Dataset content -

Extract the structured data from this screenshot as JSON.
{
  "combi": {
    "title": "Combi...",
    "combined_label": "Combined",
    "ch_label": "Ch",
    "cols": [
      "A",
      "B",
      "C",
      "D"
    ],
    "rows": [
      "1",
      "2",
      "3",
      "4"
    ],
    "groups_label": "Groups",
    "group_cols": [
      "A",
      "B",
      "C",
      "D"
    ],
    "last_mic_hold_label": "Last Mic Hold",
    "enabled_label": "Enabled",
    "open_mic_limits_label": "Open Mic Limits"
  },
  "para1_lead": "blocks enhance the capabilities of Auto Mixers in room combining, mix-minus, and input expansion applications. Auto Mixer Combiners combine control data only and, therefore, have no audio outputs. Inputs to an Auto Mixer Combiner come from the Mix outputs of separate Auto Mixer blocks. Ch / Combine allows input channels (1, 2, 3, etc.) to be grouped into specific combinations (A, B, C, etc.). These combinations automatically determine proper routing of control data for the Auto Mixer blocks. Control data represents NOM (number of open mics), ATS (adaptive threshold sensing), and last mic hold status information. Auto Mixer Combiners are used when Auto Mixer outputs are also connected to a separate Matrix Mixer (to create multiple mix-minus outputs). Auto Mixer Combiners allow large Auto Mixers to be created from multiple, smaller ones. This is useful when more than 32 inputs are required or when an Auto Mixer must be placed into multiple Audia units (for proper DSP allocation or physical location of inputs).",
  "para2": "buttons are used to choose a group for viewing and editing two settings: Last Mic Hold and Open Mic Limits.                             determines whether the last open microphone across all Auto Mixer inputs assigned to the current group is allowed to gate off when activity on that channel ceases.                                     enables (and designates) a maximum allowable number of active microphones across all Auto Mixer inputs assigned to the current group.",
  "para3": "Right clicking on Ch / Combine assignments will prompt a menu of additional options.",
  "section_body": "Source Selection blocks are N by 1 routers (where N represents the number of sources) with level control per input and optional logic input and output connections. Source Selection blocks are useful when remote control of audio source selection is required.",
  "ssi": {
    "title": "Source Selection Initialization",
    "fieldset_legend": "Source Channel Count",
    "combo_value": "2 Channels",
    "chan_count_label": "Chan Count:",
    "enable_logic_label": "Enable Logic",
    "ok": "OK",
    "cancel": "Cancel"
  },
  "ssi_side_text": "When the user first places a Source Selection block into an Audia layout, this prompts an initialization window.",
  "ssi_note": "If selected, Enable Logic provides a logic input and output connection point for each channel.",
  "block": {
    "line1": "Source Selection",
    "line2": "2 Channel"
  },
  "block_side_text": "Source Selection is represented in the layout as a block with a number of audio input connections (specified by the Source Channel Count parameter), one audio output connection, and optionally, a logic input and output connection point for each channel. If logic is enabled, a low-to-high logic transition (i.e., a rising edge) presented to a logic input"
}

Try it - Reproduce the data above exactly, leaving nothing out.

Finished exercise -
Extract the structured data from this screenshot as JSON.
{
  "combi": {
    "title": "Combi...",
    "combined_label": "Combined",
    "ch_label": "Ch",
    "cols": [
      "A",
      "B",
      "C",
      "D"
    ],
    "rows": [
      "1",
      "2",
      "3",
      "4"
    ],
    "groups_label": "Groups",
    "group_cols": [
      "A",
      "B",
      "C",
      "D"
    ],
    "last_mic_hold_label": "Last Mic Hold",
    "enabled_label": "Enabled",
    "open_mic_limits_label": "Open Mic Limits"
  },
  "para1_lead": "blocks enhance the capabilities of Auto Mixers in room combining, mix-minus, and input expansion applications. Auto Mixer Combiners combine control data only and, therefore, have no audio outputs. Inputs to an Auto Mixer Combiner come from the Mix outputs of separate Auto Mixer blocks. Ch / Combine allows input channels (1, 2, 3, etc.) to be grouped into specific combinations (A, B, C, etc.). These combinations automatically determine proper routing of control data for the Auto Mixer blocks. Control data represents NOM (number of open mics), ATS (adaptive threshold sensing), and last mic hold status information. Auto Mixer Combiners are used when Auto Mixer outputs are also connected to a separate Matrix Mixer (to create multiple mix-minus outputs). Auto Mixer Combiners allow large Auto Mixers to be created from multiple, smaller ones. This is useful when more than 32 inputs are required or when an Auto Mixer must be placed into multiple Audia units (for proper DSP allocation or physical location of inputs).",
  "para2": "buttons are used to choose a group for viewing and editing two settings: Last Mic Hold and Open Mic Limits.                             determines whether the last open microphone across all Auto Mixer inputs assigned to the current group is allowed to gate off when activity on that channel ceases.                                     enables (and designates) a maximum allowable number of active microphones across all Auto Mixer inputs assigned to the current group.",
  "para3": "Right clicking on Ch / Combine assignments will prompt a menu of additional options.",
  "section_body": "Source Selection blocks are N by 1 routers (where N represents the number of sources) with level control per input and optional logic input and output connections. Source Selection blocks are useful when remote control of audio source selection is required.",
  "ssi": {
    "title": "Source Selection Initialization",
    "fieldset_legend": "Source Channel Count",
    "combo_value": "2 Channels",
    "chan_count_label": "Chan Count:",
    "enable_logic_label": "Enable Logic",
    "ok": "OK",
    "cancel": "Cancel"
  },
  "ssi_side_text": "When the user first places a Source Selection block into an Audia layout, this prompts an initialization window.",
  "ssi_note": "If selected, Enable Logic provides a logic input and output connection point for each channel.",
  "block": {
    "line1": "Source Selection",
    "line2": "2 Channel"
  },
  "block_side_text": "Source Selection is represented in the layout as a block with a number of audio input connections (specified by the Source Channel Count parameter), one audio output connection, and optionally, a logic input and output connection point for each channel. If logic is enabled, a low-to-high logic transition (i.e., a rising edge) presented to a logic input"
}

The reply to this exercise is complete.